##### Source material

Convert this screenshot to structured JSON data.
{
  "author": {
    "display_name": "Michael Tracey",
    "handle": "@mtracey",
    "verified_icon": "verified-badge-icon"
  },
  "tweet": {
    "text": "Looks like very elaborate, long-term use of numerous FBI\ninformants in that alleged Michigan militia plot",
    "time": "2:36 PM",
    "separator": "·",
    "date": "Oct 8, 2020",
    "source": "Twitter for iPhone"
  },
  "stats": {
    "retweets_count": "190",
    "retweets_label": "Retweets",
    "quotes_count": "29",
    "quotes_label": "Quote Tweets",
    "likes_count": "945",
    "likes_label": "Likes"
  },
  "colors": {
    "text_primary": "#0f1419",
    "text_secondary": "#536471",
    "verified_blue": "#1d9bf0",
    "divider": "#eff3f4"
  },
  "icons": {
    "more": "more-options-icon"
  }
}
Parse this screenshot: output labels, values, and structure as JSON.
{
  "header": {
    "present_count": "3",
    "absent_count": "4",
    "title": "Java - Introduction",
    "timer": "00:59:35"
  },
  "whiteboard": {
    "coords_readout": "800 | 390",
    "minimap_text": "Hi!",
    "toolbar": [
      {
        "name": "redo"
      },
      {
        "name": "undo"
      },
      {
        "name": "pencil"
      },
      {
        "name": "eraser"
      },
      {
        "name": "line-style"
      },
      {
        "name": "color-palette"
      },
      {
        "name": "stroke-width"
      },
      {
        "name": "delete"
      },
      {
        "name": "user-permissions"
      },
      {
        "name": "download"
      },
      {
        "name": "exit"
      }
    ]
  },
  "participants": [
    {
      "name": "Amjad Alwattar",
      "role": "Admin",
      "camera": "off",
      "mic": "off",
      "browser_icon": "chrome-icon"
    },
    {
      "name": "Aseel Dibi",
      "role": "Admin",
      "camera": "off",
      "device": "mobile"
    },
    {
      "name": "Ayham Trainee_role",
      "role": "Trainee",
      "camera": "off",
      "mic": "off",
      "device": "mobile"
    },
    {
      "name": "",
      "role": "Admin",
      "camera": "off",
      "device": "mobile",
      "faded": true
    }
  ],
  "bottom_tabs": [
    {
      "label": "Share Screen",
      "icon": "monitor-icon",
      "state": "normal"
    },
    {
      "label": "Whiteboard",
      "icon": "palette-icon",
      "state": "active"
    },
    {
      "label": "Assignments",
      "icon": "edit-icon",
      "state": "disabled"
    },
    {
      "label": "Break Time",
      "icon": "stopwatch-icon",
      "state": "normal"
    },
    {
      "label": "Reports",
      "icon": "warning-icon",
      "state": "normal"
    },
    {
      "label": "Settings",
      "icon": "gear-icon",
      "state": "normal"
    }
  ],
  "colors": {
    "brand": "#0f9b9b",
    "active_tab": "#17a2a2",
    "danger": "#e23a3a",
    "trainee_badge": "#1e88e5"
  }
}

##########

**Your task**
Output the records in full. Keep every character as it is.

**Solution for this problem**
Convert this screenshot to structured JSON data.
{
  "author": {
    "display_name": "Michael Tracey",
    "handle": "@mtracey",
    "verified_icon": "verified-badge-icon"
  },
  "tweet": {
    "text": "Looks like very elaborate, long-term use of numerous FBI\ninformants in that alleged Michigan militia plot",
    "time": "2:36 PM",
    "separator": "·",
    "date": "Oct 8, 2020",
    "source": "Twitter for iPhone"
  },
  "stats": {
    "retweets_count": "190",
    "retweets_label": "Retweets",
    "quotes_count": "29",
    "quotes_label": "Quote Tweets",
    "likes_count": "945",
    "likes_label": "Likes"
  },
  "colors": {
    "text_primary": "#0f1419",
    "text_secondary": "#536471",
    "verified_blue": "#1d9bf0",
    "divider": "#eff3f4"
  },
  "icons": {
    "more": "more-options-icon"
  }
}
Parse this screenshot: output labels, values, and structure as JSON.
{
  "header": {
    "present_count": "3",
    "absent_count": "4",
    "title": "Java - Introduction",
    "timer": "00:59:35"
  },
  "whiteboard": {
    "coords_readout": "800 | 390",
    "minimap_text": "Hi!",
    "toolbar": [
      {
        "name": "redo"
      },
      {
        "name": "undo"
      },
      {
        "name": "pencil"
      },
      {
        "name": "eraser"
      },
      {
        "name": "line-style"
      },
      {
        "name": "color-palette"
      },
      {
        "name": "stroke-width"
      },
      {
        "name": "delete"
      },
      {
        "name": "user-permissions"
      },
      {
        "name": "download"
      },
      {
        "name": "exit"
      }
    ]
  },
  "participants": [
    {
      "name": "Amjad Alwattar",
      "role": "Admin",
      "camera": "off",
      "mic": "off",
      "browser_icon": "chrome-icon"
    },
    {
      "name": "Aseel Dibi",
      "role": "Admin",
      "camera": "off",
      "device": "mobile"
    },
    {
      "name": "Ayham Trainee_role",
      "role": "Trainee",
      "camera": "off",
      "mic": "off",
      "device": "mobile"
    },
    {
      "name": "",
      "role": "Admin",
      "camera": "off",
      "device": "mobile",
      "faded": true
    }
  ],
  "bottom_tabs": [
    {
      "label": "Share Screen",
      "icon": "monitor-icon",
      "state": "normal"
    },
    {
      "label": "Whiteboard",
      "icon": "palette-icon",
      "state": "active"
    },
    {
      "label": "Assignments",
      "icon": "edit-icon",
      "state": "disabled"
    },
    {
      "label": "Break Time",
      "icon": "stopwatch-icon",
      "state": "normal"
    },
    {
      "label": "Reports",
      "icon": "warning-icon",
      "state": "normal"
    },
    {
      "label": "Settings",
      "icon": "gear-icon",
      "state": "normal"
    }
  ],
  "colors": {
    "brand": "#0f9b9b",
    "active_tab": "#17a2a2",
    "danger": "#e23a3a",
    "trainee_badge": "#1e88e5"
  }
}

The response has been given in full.